#34

Naah. Like in the condensing coil or in the jacket and coil of my tank. If it doesn’t push out as much pressure as lc02 and wouldn’t crush it. But that’s all I can say about it. Besides it might be too cold.


#35

I totally didn’t read this until after I wrote my previous response. Nice read, that was what I was wanting to know/read on the subject


#36

I know a few people using LN2 for recovery. You have to be careful not to freeze your solvent. Yes it can freeze and looks crazy like paraffin wax. Most important part is making sure you have sufficient outlets for the offgassing.


#37

Love the data! For the exergy experiment I took a tube in shell and ran LN2 in it and took the vapor coming out of the outlet and routed it through 2 counterflow coils to make sure we got as much heat exchange as possible. We were able to cool down solution coming out of our falling film at 10c down to -50c but it took more LN2 than I’d like.


#38

You will start to feel dizzy and lathargic from co2. N2 gas is the cheif component of our air you body will not notice anything untill you pass out.
This is what makes N2 a very easy thing to asphyxiate from.


#39

I’ve noticed most people using liquid air gases for refrigeration on things like a tube-in-shells or jacketed tanks usually only have a single inlet port that they inject liquid into.

Do you think it would be much more effective to have multiple inlets that have some sort of spray action to efficiently distribute the liquid?

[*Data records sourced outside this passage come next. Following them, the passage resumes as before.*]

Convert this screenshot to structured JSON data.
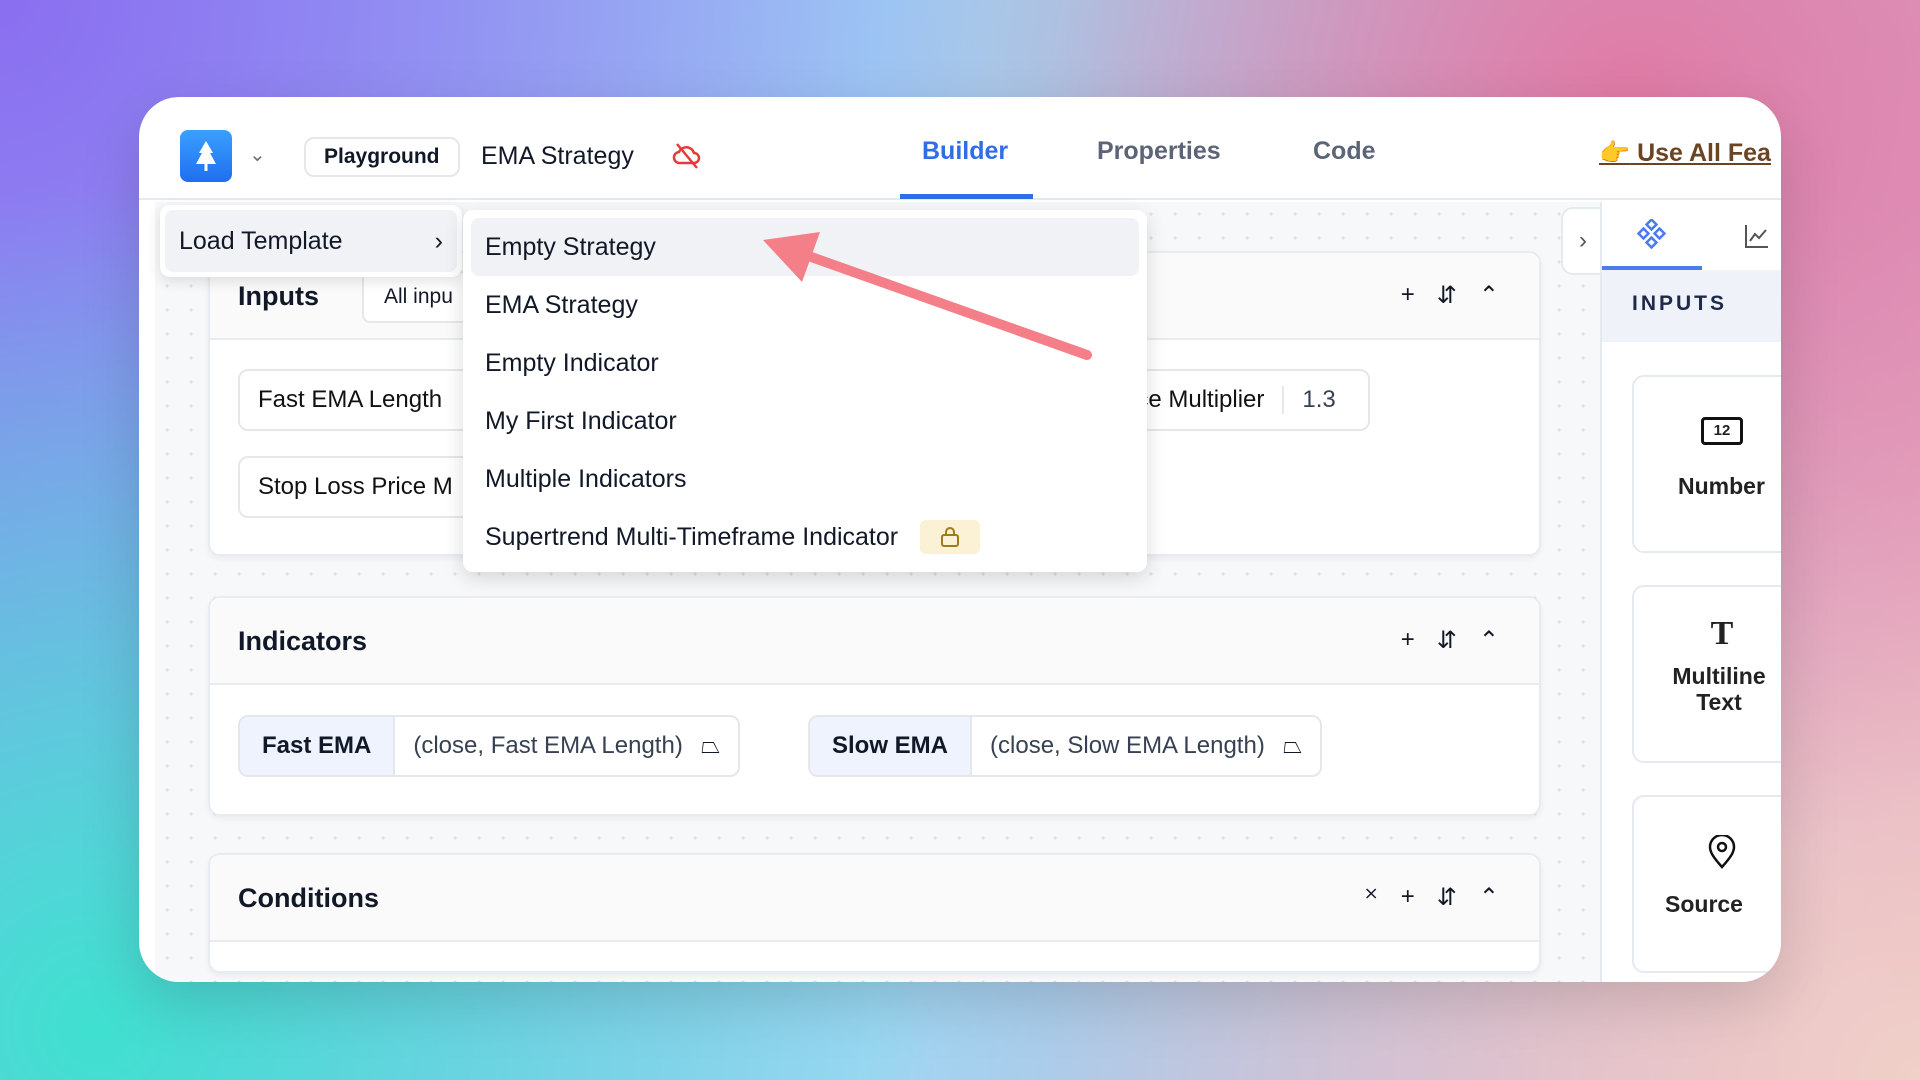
{
  "header": {
    "workspace": "Playground",
    "strategy_title": "EMA Strategy",
    "tabs": [
      {
        "label": "Builder",
        "active": true
      },
      {
        "label": "Properties"
      },
      {
        "label": "Code"
      }
    ],
    "promo_link": "Use All Fea",
    "promo_emoji": "👉",
    "accent": "#2f6ee6"
  },
  "menu": {
    "load_template": "Load Template",
    "templates": [
      "Empty Strategy",
      "EMA Strategy",
      "Empty Indicator",
      "My First Indicator",
      "Multiple Indicators",
      "Supertrend Multi-Timeframe Indicator"
    ],
    "highlighted": "Empty Strategy",
    "locked": "Supertrend Multi-Timeframe Indicator"
  },
  "inputs": {
    "title": "Inputs",
    "filter": "All inpu",
    "chips": [
      {
        "label": "Fast EMA Length"
      },
      {
        "label": "Price Multiplier",
        "value": "1.3"
      },
      {
        "label": "Stop Loss Price M"
      }
    ]
  },
  "indicators": {
    "title": "Indicators",
    "chips": [
      {
        "name": "Fast EMA",
        "args": "(close, Fast EMA Length)"
      },
      {
        "name": "Slow EMA",
        "args": "(close, Slow EMA Length)"
      }
    ]
  },
  "conditions": {
    "title": "Conditions"
  },
  "right_panel": {
    "section": "INPUTS",
    "cards": [
      {
        "icon": "12",
        "label": "Number"
      },
      {
        "label": "Multiline Text"
      },
      {
        "label": "Source"
      }
    ]
  }
}
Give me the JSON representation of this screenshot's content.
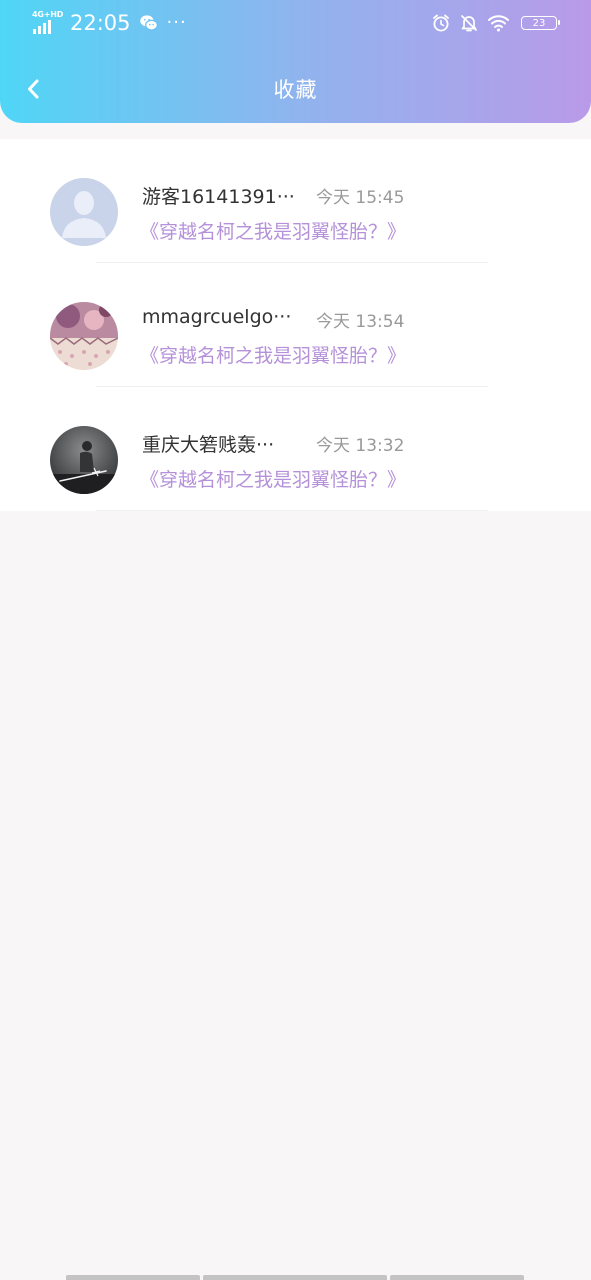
{
  "status_bar": {
    "network": "4G+HD",
    "time": "22:05",
    "more": "···",
    "battery": "23",
    "icons": [
      "signal-icon",
      "wechat-icon",
      "alarm-icon",
      "bell-off-icon",
      "wifi-icon",
      "battery-icon"
    ]
  },
  "header": {
    "title": "收藏",
    "back_icon": "chevron-left-icon"
  },
  "items": [
    {
      "username": "游客16141391···",
      "time": "今天 15:45",
      "book": "《穿越名柯之我是羽翼怪胎？》",
      "avatar": "default-user-avatar"
    },
    {
      "username": "mmagrcuelgo···",
      "time": "今天 13:54",
      "book": "《穿越名柯之我是羽翼怪胎？》",
      "avatar": "photo-avatar"
    },
    {
      "username": "重庆大箬贱轰···",
      "time": "今天 13:32",
      "book": "《穿越名柯之我是羽翼怪胎？》",
      "avatar": "photo-avatar"
    }
  ],
  "colors": {
    "header_gradient_start": "#4fd6f6",
    "header_gradient_end": "#b99ae9",
    "book_title": "#b591d9",
    "timestamp": "#999999",
    "background": "#f8f6f7"
  }
}
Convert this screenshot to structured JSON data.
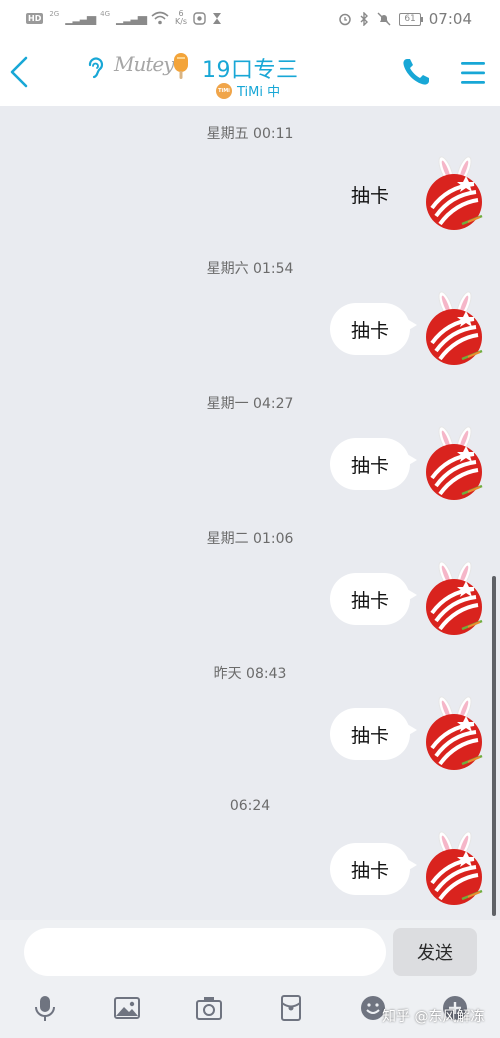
{
  "status_bar": {
    "hd": "HD",
    "sig1": "2G",
    "sig2": "4G",
    "speed_value": "6",
    "speed_unit": "K/s",
    "battery": "61",
    "time": "07:04"
  },
  "header": {
    "brand_text": "Mutey",
    "title": "19口专三",
    "subtitle": "TiMi 中",
    "timi_logo_text": "TiMi"
  },
  "messages": [
    {
      "time": "星期五 00:11",
      "text": "抽卡"
    },
    {
      "time": "星期六 01:54",
      "text": "抽卡"
    },
    {
      "time": "星期一 04:27",
      "text": "抽卡"
    },
    {
      "time": "星期二 01:06",
      "text": "抽卡"
    },
    {
      "time": "昨天 08:43",
      "text": "抽卡"
    },
    {
      "time": "06:24",
      "text": "抽卡"
    }
  ],
  "input": {
    "placeholder": "",
    "send_label": "发送"
  },
  "toolbar_icons": [
    "mic-icon",
    "image-icon",
    "camera-icon",
    "red-packet-icon",
    "emoji-icon",
    "plus-icon"
  ],
  "watermark": "知乎 @东风解冻",
  "colors": {
    "accent": "#18a7d6",
    "avatar_red": "#d9231e",
    "bubble": "#ffffff",
    "chat_bg": "#e9ebf0"
  }
}
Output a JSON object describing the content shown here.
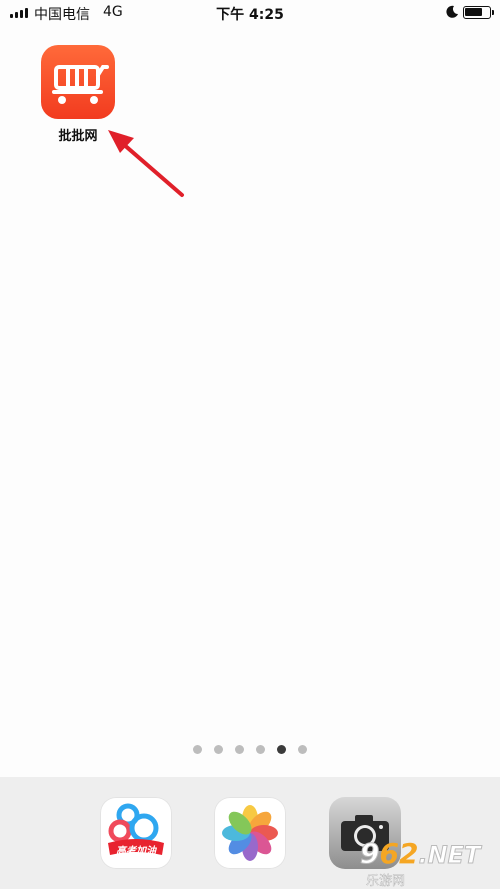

For example a tube-in-shell with a baffled interior that is having liquid CO2/N2 injected in the bottom shell side port is probably only seeing liquid to gas phase change in a small portion of the bottom section and the rest is cooled by conduction. If the shell side was separated into two or more discrete compartments each with their own inlet/outlet and both hooked up to the CO2/N2 supply the overall efficiency of the exchanger might be significantly increased, depending on its overall length. What do you think?